The lure of forbidden fruit is hard to resist. Isn’t it funny how much more we want things when, for whatever reason, we can’t have them? As a child, I was allergic to chocolate, which as a result made chocolate the most desirable flavor on earth. Whenever I ate it, I would break out in itchy hives. It was very uncomfortable, but that didn’t stop me from sneaking a chocolate cookie, candy bar, or drink at every opportunity.
At some point, I simultaneously out grew the allergy and my driving need for chocolate. I like chocolate now, but I don’t love it.
My dear friend and long ago college roommate has always been an avid chocolate consumer. However, the year that she gave up chocolate for lent, her craving for chocolate became so great, we had to peel her off the store front windows of Godiva and Fanny May. She longed for the withheld confection.
This Sunday night is the first night of Passover, the 8 day holiday commemorating the Jewish exodus from slavery in Egypt. Jews who observe the dietary traditions of Passover, abstain from eating grains (and anything made from those grains or any byproducts of those grains) and leavening. As a consequence, many people go into a frenzy of flour-free baking. Even people who rarely eat dessert, cookies, or cakes, suddenly feel compelled to make and/or eat all kinds of goodies.

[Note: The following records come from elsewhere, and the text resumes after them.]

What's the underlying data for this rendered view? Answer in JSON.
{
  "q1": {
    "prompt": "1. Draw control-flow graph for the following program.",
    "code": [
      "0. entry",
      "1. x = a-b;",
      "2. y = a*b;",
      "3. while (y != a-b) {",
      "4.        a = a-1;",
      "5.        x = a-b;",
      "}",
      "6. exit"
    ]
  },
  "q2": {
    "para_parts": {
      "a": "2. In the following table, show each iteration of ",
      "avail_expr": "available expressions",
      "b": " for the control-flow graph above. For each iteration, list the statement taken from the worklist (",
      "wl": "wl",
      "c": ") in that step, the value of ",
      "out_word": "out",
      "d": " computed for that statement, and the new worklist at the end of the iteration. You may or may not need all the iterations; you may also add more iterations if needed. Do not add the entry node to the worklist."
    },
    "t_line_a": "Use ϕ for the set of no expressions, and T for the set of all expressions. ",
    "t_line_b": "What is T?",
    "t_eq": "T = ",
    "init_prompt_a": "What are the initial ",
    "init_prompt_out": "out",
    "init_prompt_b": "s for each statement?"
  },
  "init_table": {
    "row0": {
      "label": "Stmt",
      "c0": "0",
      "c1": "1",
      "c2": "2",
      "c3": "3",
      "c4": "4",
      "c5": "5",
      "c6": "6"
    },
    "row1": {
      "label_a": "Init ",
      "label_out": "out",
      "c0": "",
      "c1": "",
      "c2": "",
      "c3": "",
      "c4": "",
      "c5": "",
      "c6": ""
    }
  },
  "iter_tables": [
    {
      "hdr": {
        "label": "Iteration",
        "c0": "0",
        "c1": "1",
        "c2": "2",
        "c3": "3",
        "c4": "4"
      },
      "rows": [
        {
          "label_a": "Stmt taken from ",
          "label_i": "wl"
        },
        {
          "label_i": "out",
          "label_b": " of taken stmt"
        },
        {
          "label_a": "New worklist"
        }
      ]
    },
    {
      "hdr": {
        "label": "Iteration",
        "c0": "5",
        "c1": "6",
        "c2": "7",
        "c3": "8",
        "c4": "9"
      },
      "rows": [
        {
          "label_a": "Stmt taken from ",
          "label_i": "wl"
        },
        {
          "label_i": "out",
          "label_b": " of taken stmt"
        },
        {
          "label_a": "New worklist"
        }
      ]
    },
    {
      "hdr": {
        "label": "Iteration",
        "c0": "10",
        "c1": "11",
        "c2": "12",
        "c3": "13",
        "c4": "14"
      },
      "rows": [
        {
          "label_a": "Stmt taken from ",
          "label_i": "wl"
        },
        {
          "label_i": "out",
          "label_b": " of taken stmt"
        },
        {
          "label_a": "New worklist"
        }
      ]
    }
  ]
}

I have always been one of those frenzied Passover bakers. Not a surprise, as we have already established my tendency to crave anything I am told I can’t have. Some Passover desserts are made with special Passover ingredients, so are often only prepared during the holiday. Other recipes have regular ingredients and can a be eaten year round.
Though these flourless chocolate mint cookies do qualify as kosher for Passover, they are delicious and should be baked by everyone all year long. They are so rich and chocolaty, you will never notice the lack of flour.
These fudgy cookies get their crunch from a generous helping of mint chocolate candies. I used mint chocolate lentils, but mint m and m’s would work great. If you aren’t a mint fan, you could even substitute plain m and m’s.
- ¼ cup potato starch ( or corn starch for non- Passover baking)
- ¼ teaspoon baking powder (optional)
- ⅛ teaspoon salt
- 8 ounces semi-sweet chocolate chips or semi-sweet chocolate bars broken into chunks
- 2 tablespoons vegetable oil
- ½ cup granulated sugar
- 2 large eggs
- 1 teaspoon vanilla
- 1 cup mint chocolate candies (I used mint lentils or use mint M and M’s for non-Passover baking)
- In a small bowl, whisk together potato starch, baking powder (if using), and salt.
- Combine chocolate and oil in a microwave safe bowl. Microwave for 1 minute to melt. Remove from microwave and stir until all of the chocolate is melted and smooth. Set aside to cool.
- In a medium mixing bowl, whisk together the eggs, sugar and vanilla.
- Add the melted chocolate very slowly to the egg mixture, stirring continually to combine.
- Add the dry ingredients and mix until incorporated.
- Fold in the mint chocolate candies.
- Chill the dough until it is firm enough to scoop into balls, 2 hours to overnight.
- When ready to bake: Preheat oven to 350 degrees F. Line a baking sheet with parchment paper.
- Scoop tablespoon sized balls of dough and place 2” apart on prepared baking sheet.
- Bake for 12 minutes. Do not over bake or your cookies will lose their fudgy chew.
- Remove from oven and allow to cool on baking sheet for 10 minutes before transferring to wire cooling racks.
- When cookies are completely cool, store in airtight containers or zip lock bags at room temperature for at least one week.